Multiple provinces hope to expand cattle production into northern communities
By Kaitlynn Anderson
Across Canada, provincial and territorial governments have different procedures for people to follow in order to obtain access to Crown land. Some ag organizations are working with these governments to help farmers — especially beef producers — use the land.
Ralph Eichler, Manitoba’s Minister of Agriculture, announced in December that the province will modernize its land regulations, according to a release by the Manitoba Beef Producers (MBP).
The revised regulations, which provide more transparency to producers, will include a new model for farmers to follow to acquire Crown lands for grazing and haying, a government release stated.
The government will hold a consultation period before the new tendering system is introduced, according to the release. The system could be in place as early as the fall.
The MBP has some concerns with the current structure. The organization will participate in the consultation process to help ensure that:
- Crown lands “remain affordable and available to Manitoba producers.”
- The bidding process for land is open and transparent.
- “Provincial conservation objectives work in balance with the objectives of producers.”
- Farmers can acquire hay permits.

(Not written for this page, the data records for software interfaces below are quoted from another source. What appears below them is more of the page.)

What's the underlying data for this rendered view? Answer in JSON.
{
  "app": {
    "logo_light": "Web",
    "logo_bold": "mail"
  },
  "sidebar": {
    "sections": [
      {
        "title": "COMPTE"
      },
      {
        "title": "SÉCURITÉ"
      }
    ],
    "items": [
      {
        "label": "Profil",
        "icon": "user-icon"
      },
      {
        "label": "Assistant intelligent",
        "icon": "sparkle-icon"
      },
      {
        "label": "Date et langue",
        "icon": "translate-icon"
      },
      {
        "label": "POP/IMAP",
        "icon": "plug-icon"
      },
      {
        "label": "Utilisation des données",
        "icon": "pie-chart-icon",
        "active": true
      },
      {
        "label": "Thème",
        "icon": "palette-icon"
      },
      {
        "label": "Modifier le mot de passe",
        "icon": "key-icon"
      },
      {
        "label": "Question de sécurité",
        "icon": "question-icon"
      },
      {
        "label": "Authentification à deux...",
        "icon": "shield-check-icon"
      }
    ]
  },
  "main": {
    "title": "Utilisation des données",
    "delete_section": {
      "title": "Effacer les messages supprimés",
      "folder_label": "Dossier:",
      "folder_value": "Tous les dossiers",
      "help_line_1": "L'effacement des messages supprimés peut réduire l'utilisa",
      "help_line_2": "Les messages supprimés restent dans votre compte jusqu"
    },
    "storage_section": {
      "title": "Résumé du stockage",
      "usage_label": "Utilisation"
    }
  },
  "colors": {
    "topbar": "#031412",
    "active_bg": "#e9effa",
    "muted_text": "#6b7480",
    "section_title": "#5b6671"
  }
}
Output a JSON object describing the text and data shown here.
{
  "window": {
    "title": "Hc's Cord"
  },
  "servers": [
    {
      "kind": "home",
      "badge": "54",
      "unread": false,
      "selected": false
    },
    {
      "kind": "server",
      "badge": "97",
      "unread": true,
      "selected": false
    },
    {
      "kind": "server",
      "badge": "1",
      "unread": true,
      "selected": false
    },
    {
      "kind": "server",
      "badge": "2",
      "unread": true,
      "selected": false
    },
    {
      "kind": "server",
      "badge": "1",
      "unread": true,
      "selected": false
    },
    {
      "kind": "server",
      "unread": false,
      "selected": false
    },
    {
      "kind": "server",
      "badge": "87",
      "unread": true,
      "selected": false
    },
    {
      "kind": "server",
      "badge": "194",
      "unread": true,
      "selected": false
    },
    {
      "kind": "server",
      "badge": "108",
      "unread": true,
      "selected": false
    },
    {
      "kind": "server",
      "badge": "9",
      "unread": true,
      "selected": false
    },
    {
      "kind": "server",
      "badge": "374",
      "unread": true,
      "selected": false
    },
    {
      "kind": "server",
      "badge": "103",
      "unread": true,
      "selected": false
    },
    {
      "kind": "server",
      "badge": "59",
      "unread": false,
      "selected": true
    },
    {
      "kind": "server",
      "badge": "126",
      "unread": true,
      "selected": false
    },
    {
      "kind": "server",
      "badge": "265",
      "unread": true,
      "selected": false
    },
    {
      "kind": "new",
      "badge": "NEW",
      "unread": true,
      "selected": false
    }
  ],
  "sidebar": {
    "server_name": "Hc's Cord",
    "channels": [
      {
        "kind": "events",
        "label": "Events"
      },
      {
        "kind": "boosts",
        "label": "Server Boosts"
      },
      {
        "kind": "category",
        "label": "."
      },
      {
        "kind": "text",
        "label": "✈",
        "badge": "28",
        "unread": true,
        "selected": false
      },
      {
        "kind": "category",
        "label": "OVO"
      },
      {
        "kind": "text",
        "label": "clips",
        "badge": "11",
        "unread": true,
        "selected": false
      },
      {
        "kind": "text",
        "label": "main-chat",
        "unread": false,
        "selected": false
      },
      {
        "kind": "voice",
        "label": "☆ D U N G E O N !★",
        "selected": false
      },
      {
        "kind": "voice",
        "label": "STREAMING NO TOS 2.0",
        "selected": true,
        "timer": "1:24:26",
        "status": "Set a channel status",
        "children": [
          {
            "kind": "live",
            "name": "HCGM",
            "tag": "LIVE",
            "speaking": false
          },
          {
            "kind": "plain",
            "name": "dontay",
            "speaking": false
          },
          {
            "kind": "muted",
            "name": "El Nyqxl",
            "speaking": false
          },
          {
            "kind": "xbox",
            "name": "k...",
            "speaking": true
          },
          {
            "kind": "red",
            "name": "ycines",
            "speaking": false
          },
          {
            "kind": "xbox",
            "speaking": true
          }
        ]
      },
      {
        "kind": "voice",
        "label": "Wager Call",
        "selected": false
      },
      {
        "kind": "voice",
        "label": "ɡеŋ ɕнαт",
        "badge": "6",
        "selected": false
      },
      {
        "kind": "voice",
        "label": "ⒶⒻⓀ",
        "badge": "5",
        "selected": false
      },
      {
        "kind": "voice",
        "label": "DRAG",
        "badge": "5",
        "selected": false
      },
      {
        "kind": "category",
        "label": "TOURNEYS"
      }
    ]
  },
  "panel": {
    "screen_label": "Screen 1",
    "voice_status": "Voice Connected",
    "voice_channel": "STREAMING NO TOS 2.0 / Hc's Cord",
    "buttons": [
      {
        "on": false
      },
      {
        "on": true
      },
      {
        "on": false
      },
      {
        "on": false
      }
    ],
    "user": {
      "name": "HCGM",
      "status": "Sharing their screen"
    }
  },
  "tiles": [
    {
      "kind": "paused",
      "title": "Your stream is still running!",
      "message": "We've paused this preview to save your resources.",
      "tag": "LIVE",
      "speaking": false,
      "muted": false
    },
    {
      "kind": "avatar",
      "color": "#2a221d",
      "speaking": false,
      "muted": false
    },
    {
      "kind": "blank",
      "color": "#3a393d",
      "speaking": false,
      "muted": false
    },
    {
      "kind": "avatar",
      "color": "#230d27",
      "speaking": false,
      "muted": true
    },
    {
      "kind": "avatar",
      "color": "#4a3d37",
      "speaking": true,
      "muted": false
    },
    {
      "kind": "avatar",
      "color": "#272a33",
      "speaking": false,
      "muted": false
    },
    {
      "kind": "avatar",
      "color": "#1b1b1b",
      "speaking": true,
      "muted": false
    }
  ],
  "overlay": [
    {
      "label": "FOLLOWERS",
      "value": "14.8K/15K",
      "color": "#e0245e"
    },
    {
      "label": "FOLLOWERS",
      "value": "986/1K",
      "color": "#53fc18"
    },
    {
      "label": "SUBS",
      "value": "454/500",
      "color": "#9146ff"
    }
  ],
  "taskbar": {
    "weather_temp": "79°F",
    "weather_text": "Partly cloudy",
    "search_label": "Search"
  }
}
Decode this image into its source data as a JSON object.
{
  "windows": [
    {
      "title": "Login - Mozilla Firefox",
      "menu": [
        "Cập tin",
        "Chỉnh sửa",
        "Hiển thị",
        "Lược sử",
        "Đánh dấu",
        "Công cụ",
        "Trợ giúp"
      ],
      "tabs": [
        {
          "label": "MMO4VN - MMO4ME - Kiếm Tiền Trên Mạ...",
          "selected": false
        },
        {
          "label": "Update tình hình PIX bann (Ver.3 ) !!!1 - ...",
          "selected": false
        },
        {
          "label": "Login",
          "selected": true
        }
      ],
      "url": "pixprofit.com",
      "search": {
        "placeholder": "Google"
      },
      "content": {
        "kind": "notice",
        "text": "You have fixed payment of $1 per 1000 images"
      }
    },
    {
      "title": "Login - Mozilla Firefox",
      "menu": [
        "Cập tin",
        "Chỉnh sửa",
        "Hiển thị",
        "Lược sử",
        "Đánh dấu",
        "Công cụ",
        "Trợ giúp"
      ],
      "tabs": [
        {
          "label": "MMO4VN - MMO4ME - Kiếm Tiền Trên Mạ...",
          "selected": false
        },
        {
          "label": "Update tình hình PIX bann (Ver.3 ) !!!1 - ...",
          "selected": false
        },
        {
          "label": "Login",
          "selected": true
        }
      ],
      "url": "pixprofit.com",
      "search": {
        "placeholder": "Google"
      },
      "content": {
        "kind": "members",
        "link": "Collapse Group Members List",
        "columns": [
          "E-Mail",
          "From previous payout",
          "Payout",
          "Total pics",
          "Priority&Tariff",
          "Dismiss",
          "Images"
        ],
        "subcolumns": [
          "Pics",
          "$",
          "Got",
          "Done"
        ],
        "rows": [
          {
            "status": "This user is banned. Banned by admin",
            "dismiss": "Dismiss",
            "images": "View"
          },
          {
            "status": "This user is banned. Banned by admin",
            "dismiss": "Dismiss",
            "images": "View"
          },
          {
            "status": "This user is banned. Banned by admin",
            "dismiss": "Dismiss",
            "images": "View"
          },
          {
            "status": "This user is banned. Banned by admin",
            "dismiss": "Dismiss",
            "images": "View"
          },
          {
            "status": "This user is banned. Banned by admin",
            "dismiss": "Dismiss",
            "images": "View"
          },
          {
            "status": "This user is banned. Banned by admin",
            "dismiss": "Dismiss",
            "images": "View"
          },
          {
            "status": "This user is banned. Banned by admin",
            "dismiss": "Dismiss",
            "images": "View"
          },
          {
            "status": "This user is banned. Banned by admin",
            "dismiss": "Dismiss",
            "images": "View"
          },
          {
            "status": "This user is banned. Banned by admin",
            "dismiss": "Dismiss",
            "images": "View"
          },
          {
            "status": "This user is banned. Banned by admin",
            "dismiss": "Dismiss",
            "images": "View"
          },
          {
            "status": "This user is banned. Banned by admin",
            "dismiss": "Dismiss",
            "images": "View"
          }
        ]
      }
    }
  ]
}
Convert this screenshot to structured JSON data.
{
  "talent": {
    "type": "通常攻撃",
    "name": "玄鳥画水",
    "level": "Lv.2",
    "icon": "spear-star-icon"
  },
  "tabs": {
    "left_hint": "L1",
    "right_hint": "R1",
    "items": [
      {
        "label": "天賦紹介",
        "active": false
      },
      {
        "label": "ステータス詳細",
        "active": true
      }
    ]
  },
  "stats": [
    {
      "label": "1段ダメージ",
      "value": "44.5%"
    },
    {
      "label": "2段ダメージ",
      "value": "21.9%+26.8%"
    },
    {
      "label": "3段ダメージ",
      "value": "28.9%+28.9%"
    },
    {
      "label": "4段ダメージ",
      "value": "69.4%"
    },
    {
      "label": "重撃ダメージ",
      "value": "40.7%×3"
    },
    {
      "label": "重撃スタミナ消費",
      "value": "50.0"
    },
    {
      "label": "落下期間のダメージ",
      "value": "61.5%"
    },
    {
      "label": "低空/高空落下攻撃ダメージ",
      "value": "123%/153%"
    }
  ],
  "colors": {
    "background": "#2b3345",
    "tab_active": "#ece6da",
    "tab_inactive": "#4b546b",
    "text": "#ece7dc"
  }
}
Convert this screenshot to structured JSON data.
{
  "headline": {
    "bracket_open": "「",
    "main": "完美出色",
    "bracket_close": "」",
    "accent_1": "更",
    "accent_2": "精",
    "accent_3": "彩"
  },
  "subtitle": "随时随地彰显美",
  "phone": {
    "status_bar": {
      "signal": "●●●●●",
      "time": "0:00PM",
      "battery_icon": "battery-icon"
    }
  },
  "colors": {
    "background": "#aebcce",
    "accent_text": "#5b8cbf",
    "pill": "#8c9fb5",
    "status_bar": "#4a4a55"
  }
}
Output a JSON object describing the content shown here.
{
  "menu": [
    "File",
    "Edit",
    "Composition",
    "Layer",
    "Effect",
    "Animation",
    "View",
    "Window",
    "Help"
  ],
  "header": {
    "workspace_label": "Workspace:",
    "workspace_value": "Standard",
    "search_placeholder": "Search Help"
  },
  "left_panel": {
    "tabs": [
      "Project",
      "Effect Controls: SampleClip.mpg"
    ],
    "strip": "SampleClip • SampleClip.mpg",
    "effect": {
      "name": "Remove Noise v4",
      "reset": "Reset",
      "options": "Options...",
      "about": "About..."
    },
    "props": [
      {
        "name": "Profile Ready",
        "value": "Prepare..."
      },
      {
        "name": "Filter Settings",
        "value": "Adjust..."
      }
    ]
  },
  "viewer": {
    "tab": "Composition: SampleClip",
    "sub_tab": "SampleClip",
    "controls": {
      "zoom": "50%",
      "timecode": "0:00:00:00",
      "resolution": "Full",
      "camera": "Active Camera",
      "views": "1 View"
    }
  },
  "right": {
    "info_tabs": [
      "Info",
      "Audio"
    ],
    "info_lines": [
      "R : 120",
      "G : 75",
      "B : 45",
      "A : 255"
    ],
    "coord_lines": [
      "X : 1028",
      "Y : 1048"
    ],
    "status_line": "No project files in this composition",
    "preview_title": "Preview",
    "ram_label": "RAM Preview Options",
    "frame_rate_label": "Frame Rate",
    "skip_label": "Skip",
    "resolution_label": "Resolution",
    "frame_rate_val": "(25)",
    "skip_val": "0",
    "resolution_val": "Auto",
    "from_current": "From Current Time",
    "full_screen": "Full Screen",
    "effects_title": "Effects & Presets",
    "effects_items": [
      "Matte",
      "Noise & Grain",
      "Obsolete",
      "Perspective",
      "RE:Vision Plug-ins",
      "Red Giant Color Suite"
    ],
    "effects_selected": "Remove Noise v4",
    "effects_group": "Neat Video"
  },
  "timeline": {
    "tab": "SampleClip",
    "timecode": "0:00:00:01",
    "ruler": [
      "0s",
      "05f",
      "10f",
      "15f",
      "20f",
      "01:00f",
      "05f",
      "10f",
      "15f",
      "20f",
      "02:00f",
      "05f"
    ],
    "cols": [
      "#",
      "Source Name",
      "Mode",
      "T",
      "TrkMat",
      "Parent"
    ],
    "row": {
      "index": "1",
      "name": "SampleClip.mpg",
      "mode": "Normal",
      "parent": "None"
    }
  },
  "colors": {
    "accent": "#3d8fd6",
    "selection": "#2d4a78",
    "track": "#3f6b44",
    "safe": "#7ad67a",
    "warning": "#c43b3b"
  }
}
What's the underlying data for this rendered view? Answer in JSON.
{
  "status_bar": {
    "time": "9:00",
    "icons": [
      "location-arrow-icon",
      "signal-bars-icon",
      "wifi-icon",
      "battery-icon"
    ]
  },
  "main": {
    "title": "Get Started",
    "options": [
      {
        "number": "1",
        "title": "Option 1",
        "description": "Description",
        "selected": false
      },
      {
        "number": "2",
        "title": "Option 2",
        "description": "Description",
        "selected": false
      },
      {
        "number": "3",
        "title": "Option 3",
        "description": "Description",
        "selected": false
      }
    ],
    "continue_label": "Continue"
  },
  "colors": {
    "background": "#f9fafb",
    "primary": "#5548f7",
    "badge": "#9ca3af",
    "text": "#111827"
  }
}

“Crown lands are critical to the operations of many Manitoba beef producers and to achieving the government’s objective of growing the cattle herd, so it is important that the policy consultation process is open and transparent,” Brian Lemon, general manager of the MBP, said in the MBP release.
For more information on leasing agricultural Crown land in Manitoba, visit the Government of Manitoba website.
In Ontario, the Beef Farmers of Ontario (BFO) is working with the provincial government to make Crown land more affordable to farmers.
The end goal? Expanding the province’s herd.
“Expanding beef production in Northern Ontario … has been a priority of the BFO for several years,” Matt Bowman, president of the BFO, said in a government release last year.
In fact, this priority was made evident in a resolution response from the previous BFO president in 2015.
“Accessing land for beef production is becoming more and more difficult due to land being converted to cash crops, competing government policies, and urban encroachment,” Bob Gordanier, past president of the Beef Farmers of Ontario, said in the response.
“The available and affordable land in Northern Ontario presents a significant opportunity to help reverse the decline in Ontario’s beef production and increase jobs and income for families, if the proper supports are put in place.”
The organization continues to hold this goal.
“We remain dedicated to creating an affordable pathway for beginning and existing farmers who are looking to establish environmentally sustainable and economically viable farm businesses in the North and across the province,” Bowman said.
If beef producers can access this land for production, they can expand the cow herd and bring local economic development to communities in northern Ontario, according to the Beef North website. (Beef North is part of the BFO’s cow herd expansion initiative.)
Before farmers can use Crown land for agricultural production, they must obtain permission from the MNR, according to the Government of Ontario website. The organization will review the proposed use to ensure it could bring economic growth to the local communities.
The Ontario Ministry of Agriculture, Food and Rural Affairs (OMAFRA) also plays a role in this review process.
OMAFRA determines whether a proposed project “promotes Ontario's food industry and food safety, rural economic programs, and protection of farmland and businesses that thrive on agricultural production,” according to the website.
In Saskatchewan, the situation is a bit different than in other provinces.
Unlike Ontario and Manitoba, producers in Saskatchewan already utilize Crown land that is suitable for agricultural use, Ryder Lee, chief executive officer of the Saskatchewan Cattlemen’s Association, told Farms.com yesterday.
This scenario eliminates the need for initiatives to help fund producers’ expansion into the North.
Producers can purchase agricultural Crown land in a variety of ways, such as by participating in an auction, or carrying out a lessee, tender or catalogue sale.
While lessee sales — transactions where individuals purchase the agricultural land they had previously leased — can happen at any time, the other purchasing options have set dates.
Most recently, the government held an online auction from Oct. 23 to Nov. 16, 2017. The next online auction will occur in March.
For more information on leasing Crown land for agricultural purposes in Saskatchewan, visit the Government of Saskatchewan website.